**Aim of the exercise:**
Go through the data below and return each line containing the word "notkpc".

Data records for software interfaces:
**********

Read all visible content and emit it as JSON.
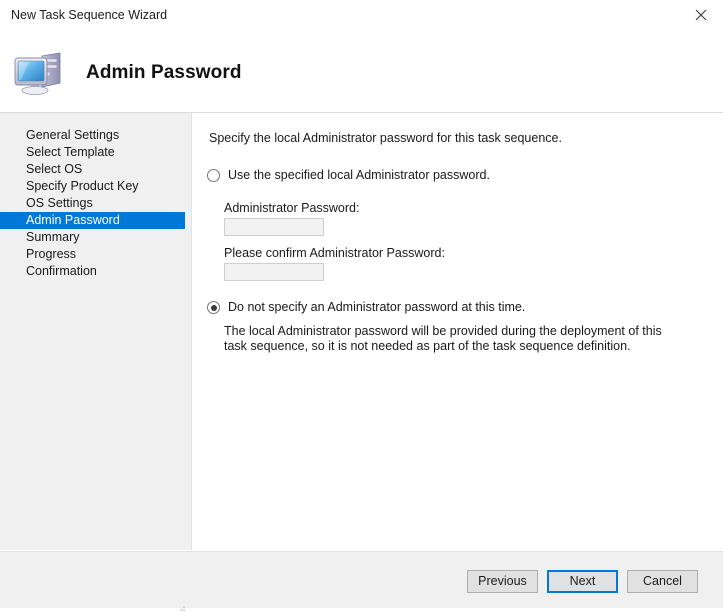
{
  "window": {
    "title": "New Task Sequence Wizard",
    "close_icon": "close-icon"
  },
  "header": {
    "title": "Admin Password",
    "icon": "computer-icon"
  },
  "sidebar": {
    "items": [
      {
        "label": "General Settings",
        "active": false
      },
      {
        "label": "Select Template",
        "active": false
      },
      {
        "label": "Select OS",
        "active": false
      },
      {
        "label": "Specify Product Key",
        "active": false
      },
      {
        "label": "OS Settings",
        "active": false
      },
      {
        "label": "Admin Password",
        "active": true
      },
      {
        "label": "Summary",
        "active": false
      },
      {
        "label": "Progress",
        "active": false
      },
      {
        "label": "Confirmation",
        "active": false
      }
    ],
    "active_color": "#0078d7"
  },
  "main": {
    "intro": "Specify the local Administrator password for this task sequence.",
    "option_specified": {
      "label": "Use the specified local Administrator password.",
      "selected": false,
      "password_label": "Administrator Password:",
      "password_value": "",
      "confirm_label": "Please confirm Administrator Password:",
      "confirm_value": ""
    },
    "option_not_specified": {
      "label": "Do not specify an Administrator password at this time.",
      "selected": true,
      "description": "The local Administrator password will be provided during the deployment of this task sequence, so it is not needed as part of the task sequence definition."
    }
  },
  "footer": {
    "previous_label": "Previous",
    "next_label": "Next",
    "cancel_label": "Cancel",
    "focus_color": "#0078d7"
  }
}
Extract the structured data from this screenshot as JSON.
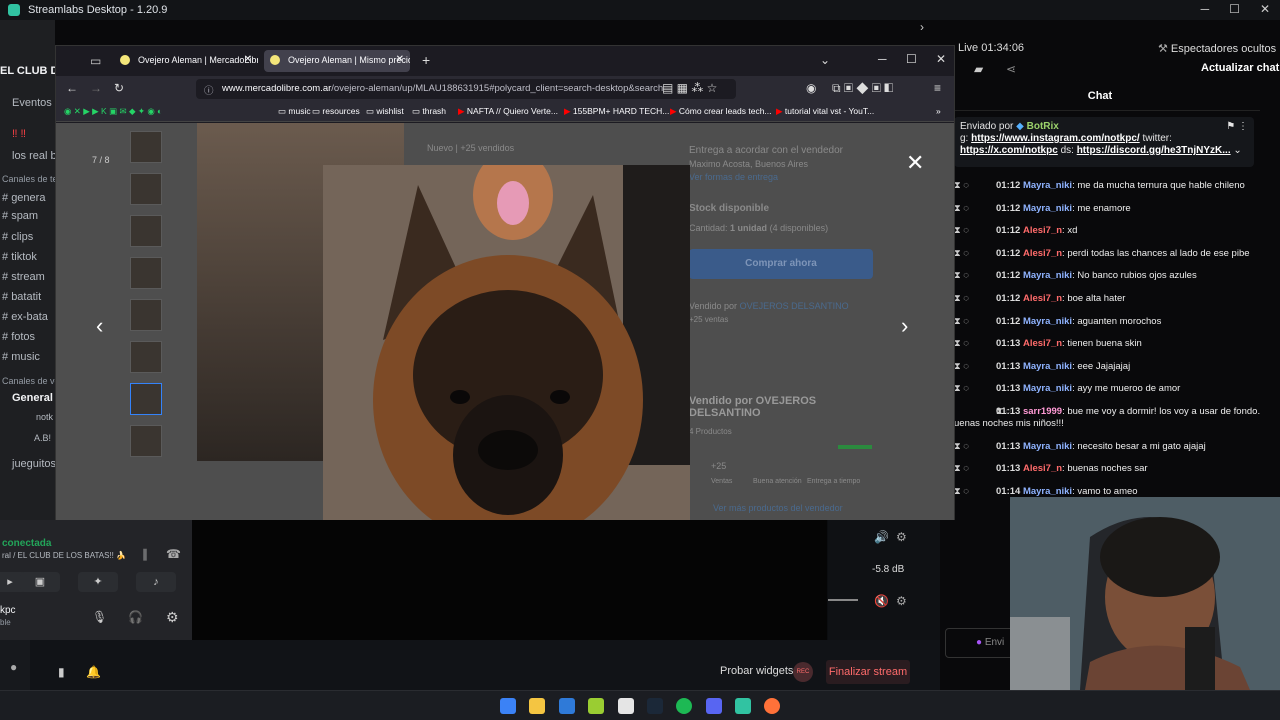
{
  "app": {
    "title": "Streamlabs Desktop - 1.20.9"
  },
  "discord": {
    "server_title": "EL CLUB DE",
    "items": [
      "Eventos",
      "‼ ‼",
      "los real b",
      "Canales de tex",
      "genera",
      "spam",
      "clips",
      "tiktok",
      "stream",
      "batatit",
      "ex-bata",
      "fotos",
      "music",
      "Canales de voz",
      "General",
      "notk",
      "A.B!",
      "jueguitos"
    ],
    "voice": {
      "status": "conectada",
      "channel": "ral / EL CLUB DE LOS BATAS!! 🍌"
    },
    "user": {
      "name": "kpc",
      "status": "ble"
    }
  },
  "browser": {
    "tabs": [
      {
        "label": "Ovejero Aleman | MercadoLibre"
      },
      {
        "label": "Ovejero Aleman | Mismo precio"
      }
    ],
    "url_host": "www.mercadolibre.com.ar",
    "url_path": "/ovejero-aleman/up/MLAU188631915#polycard_client=search-desktop&search",
    "bookmarks": [
      "music",
      "resources",
      "wishlist",
      "thrash",
      "NAFTA // Quiero Verte...",
      "155BPM+ HARD TECH...",
      "Cómo crear leads tech...",
      "tutorial vital vst - YouT..."
    ],
    "behind_tab": "EL CLUB DE LOS BATAS!! 🍌"
  },
  "gallery": {
    "counter": "7 / 8"
  },
  "listing": {
    "condition": "Nuevo",
    "sold": "+25 vendidos",
    "shipping_title": "Entrega a acordar con el vendedor",
    "location": "Maximo Acosta, Buenos Aires",
    "shipping_link": "Ver formas de entrega",
    "stock": "Stock disponible",
    "qty_label": "Cantidad:",
    "qty_value": "1 unidad",
    "qty_avail": "(4 disponibles)",
    "buy": "Comprar ahora",
    "sold_by_label": "Vendido por",
    "seller": "OVEJEROS DELSANTINO",
    "sales": "+25 ventas",
    "seller_title": "Vendido por OVEJEROS DELSANTINO",
    "products": "4 Productos",
    "metrics": [
      "+25",
      "Ventas",
      "Buena atención",
      "Entrega a tiempo"
    ],
    "more_link": "Ver más productos del vendedor"
  },
  "stream": {
    "live": "Live 01:34:06",
    "viewers_hidden": "Espectadores ocultos",
    "refresh_chat": "Actualizar chat",
    "chat_title": "Chat",
    "pinned_from": "Enviado por",
    "pinned_bot": "BotRix",
    "pinned_text1": "g: ",
    "pinned_link1": "https://www.instagram.com/notkpc/",
    "pinned_text2": " twitter:",
    "pinned_link2": "https://x.com/notkpc",
    "pinned_text3": " ds: ",
    "pinned_link3": "https://discord.gg/he3TnjNYzK...",
    "messages": [
      {
        "time": "01:12",
        "user": "Mayra_niki",
        "color": "#8fb3ff",
        "text": "me da mucha ternura que hable chileno"
      },
      {
        "time": "01:12",
        "user": "Mayra_niki",
        "color": "#8fb3ff",
        "text": "me enamore"
      },
      {
        "time": "01:12",
        "user": "Alesi7_n",
        "color": "#ff6b6b",
        "text": "xd"
      },
      {
        "time": "01:12",
        "user": "Alesi7_n",
        "color": "#ff6b6b",
        "text": "perdi todas las chances al lado de ese pibe"
      },
      {
        "time": "01:12",
        "user": "Mayra_niki",
        "color": "#8fb3ff",
        "text": "No banco rubios ojos azules"
      },
      {
        "time": "01:12",
        "user": "Alesi7_n",
        "color": "#ff6b6b",
        "text": "boe alta hater"
      },
      {
        "time": "01:12",
        "user": "Mayra_niki",
        "color": "#8fb3ff",
        "text": "aguanten morochos"
      },
      {
        "time": "01:13",
        "user": "Alesi7_n",
        "color": "#ff6b6b",
        "text": "tienen buena skin"
      },
      {
        "time": "01:13",
        "user": "Mayra_niki",
        "color": "#8fb3ff",
        "text": "eee Jajajajaj"
      },
      {
        "time": "01:13",
        "user": "Mayra_niki",
        "color": "#8fb3ff",
        "text": "ayy me mueroo de amor"
      },
      {
        "time": "01:13",
        "user": "sarr1999",
        "color": "#ff9ad5",
        "text": "bue me voy a dormir! los voy a usar de fondo. uenas noches mis niños!!!"
      },
      {
        "time": "01:13",
        "user": "Mayra_niki",
        "color": "#8fb3ff",
        "text": "necesito besar a mi gato ajajaj"
      },
      {
        "time": "01:13",
        "user": "Alesi7_n",
        "color": "#ff6b6b",
        "text": "buenas noches sar"
      },
      {
        "time": "01:14",
        "user": "Mayra_niki",
        "color": "#8fb3ff",
        "text": "vamo to ameo"
      }
    ],
    "input_placeholder": "Envi",
    "mixer_db": "-5.8 dB",
    "probar": "Probar widgets",
    "rec": "REC",
    "finalizar": "Finalizar stream"
  }
}
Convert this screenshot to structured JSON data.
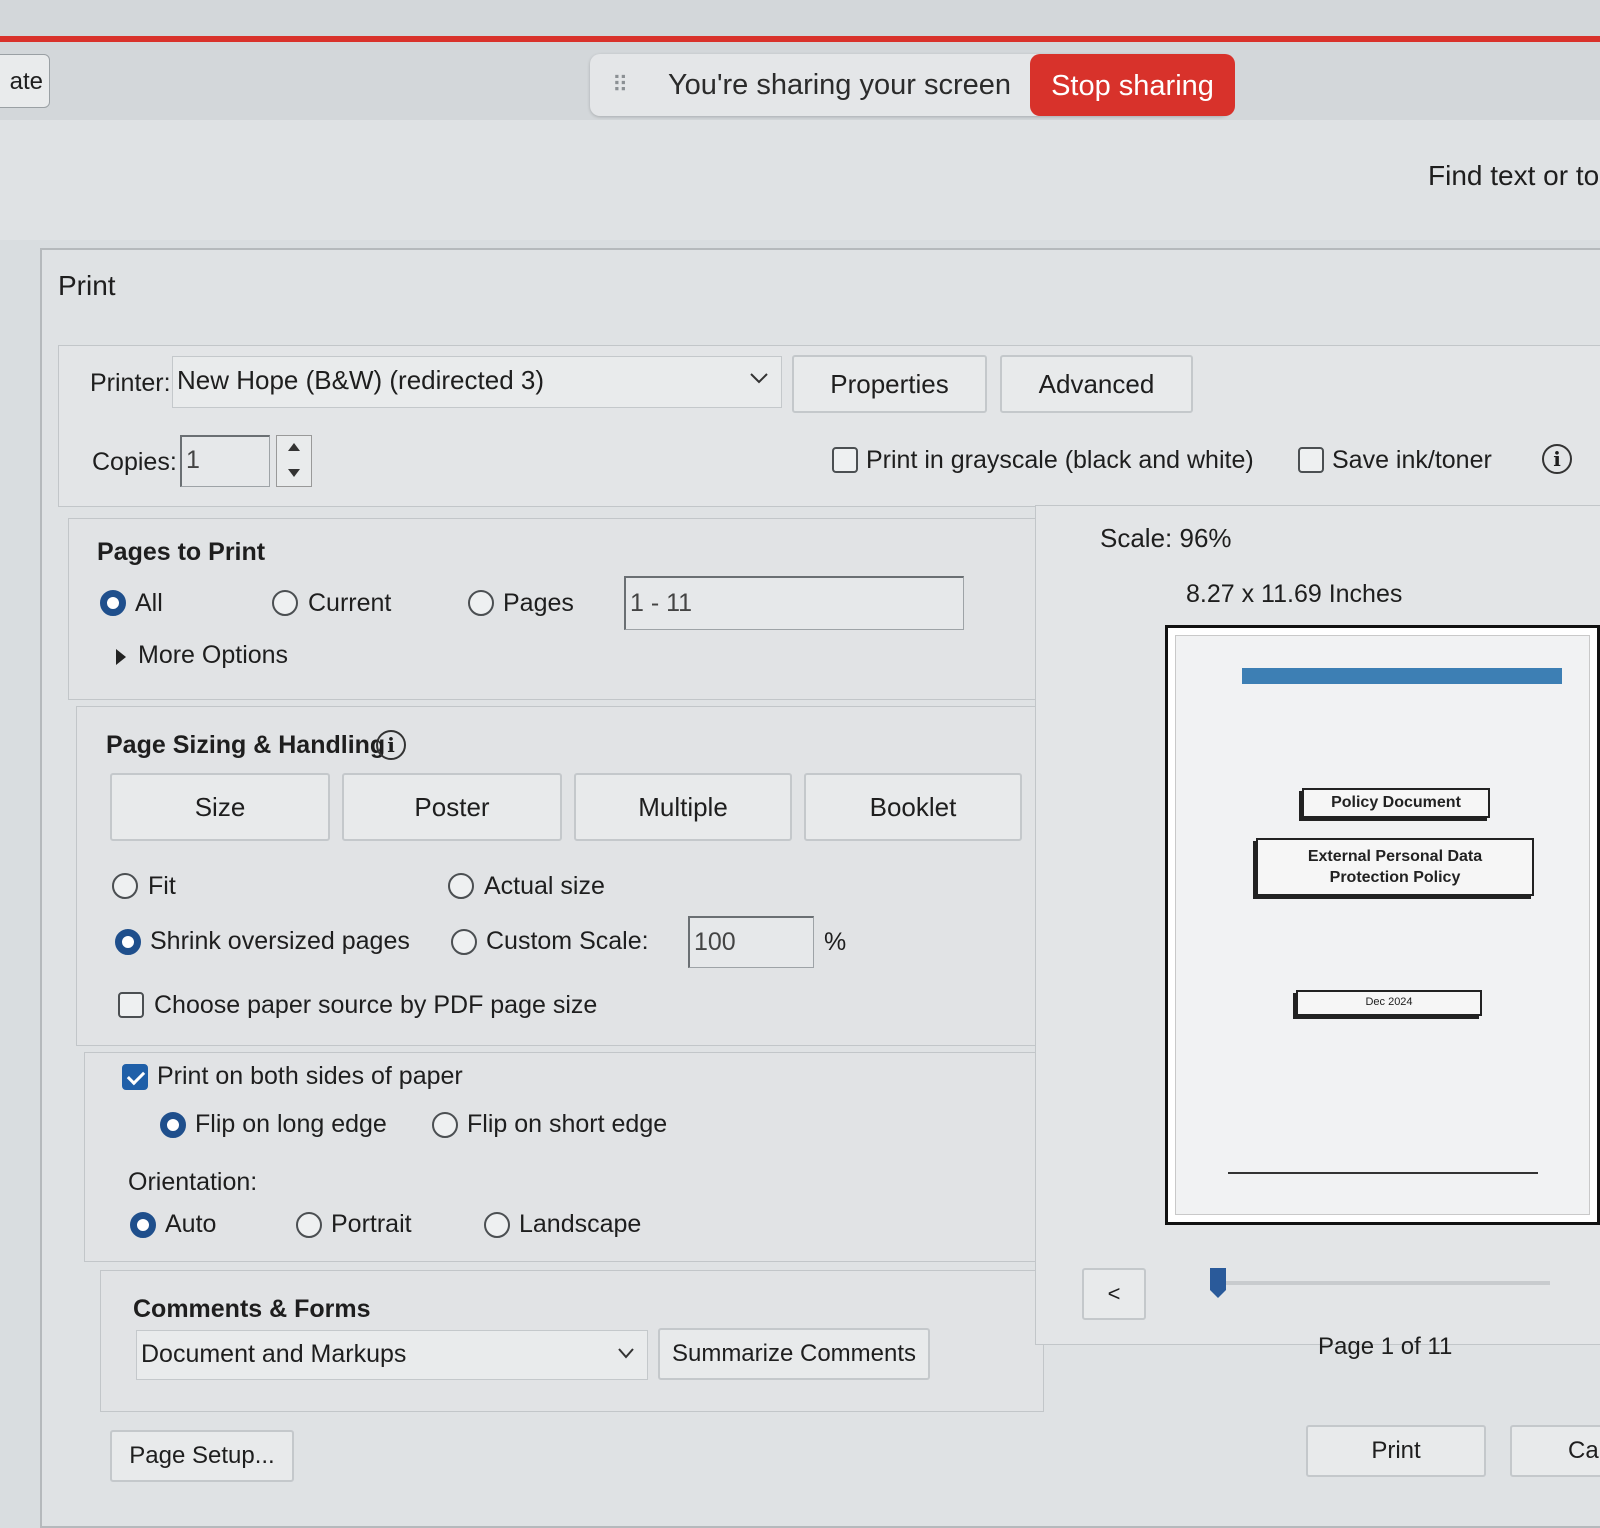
{
  "topbar": {
    "left_tab_label": "ate",
    "share_text": "You're sharing your screen",
    "stop_label": "Stop sharing",
    "find_text": "Find text or to"
  },
  "dialog": {
    "title": "Print",
    "printer_label": "Printer:",
    "printer_value": "New Hope (B&W) (redirected 3)",
    "properties_label": "Properties",
    "advanced_label": "Advanced",
    "copies_label": "Copies:",
    "copies_value": "1",
    "grayscale_label": "Print in grayscale (black and white)",
    "grayscale_checked": false,
    "save_ink_label": "Save ink/toner",
    "save_ink_checked": false
  },
  "pages_to_print": {
    "heading": "Pages to Print",
    "all_label": "All",
    "current_label": "Current",
    "pages_label": "Pages",
    "pages_value": "1 - 11",
    "selected": "All",
    "more_options_label": "More Options"
  },
  "sizing": {
    "heading": "Page Sizing & Handling",
    "tabs": [
      "Size",
      "Poster",
      "Multiple",
      "Booklet"
    ],
    "fit_label": "Fit",
    "actual_size_label": "Actual size",
    "shrink_label": "Shrink oversized pages",
    "custom_scale_label": "Custom Scale:",
    "custom_scale_value": "100",
    "percent_label": "%",
    "selected": "Shrink oversized pages",
    "paper_source_label": "Choose paper source by PDF page size",
    "paper_source_checked": false
  },
  "duplex": {
    "both_sides_label": "Print on both sides of paper",
    "both_sides_checked": true,
    "long_edge_label": "Flip on long edge",
    "short_edge_label": "Flip on short edge",
    "selected": "Flip on long edge",
    "orientation_label": "Orientation:",
    "auto_label": "Auto",
    "portrait_label": "Portrait",
    "landscape_label": "Landscape",
    "orientation_selected": "Auto"
  },
  "comments": {
    "heading": "Comments & Forms",
    "value": "Document and Markups",
    "summarize_label": "Summarize Comments"
  },
  "preview": {
    "scale_text": "Scale: 96%",
    "size_text": "8.27 x 11.69 Inches",
    "page_indicator": "Page 1 of 11",
    "prev_label": "<",
    "slider_position": 0,
    "doc": {
      "header_bar_color": "#3d7fb4",
      "policy_label": "Policy Document",
      "title_line1": "External Personal Data",
      "title_line2": "Protection Policy",
      "date_label": "Dec 2024"
    }
  },
  "footer": {
    "page_setup_label": "Page Setup...",
    "print_label": "Print",
    "cancel_label": "Car"
  }
}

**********

**Answer for the task:**
    "pinned_link1": "https://www.instagram.com/notkpc/",
    "pinned_link2": "https://x.com/notkpc",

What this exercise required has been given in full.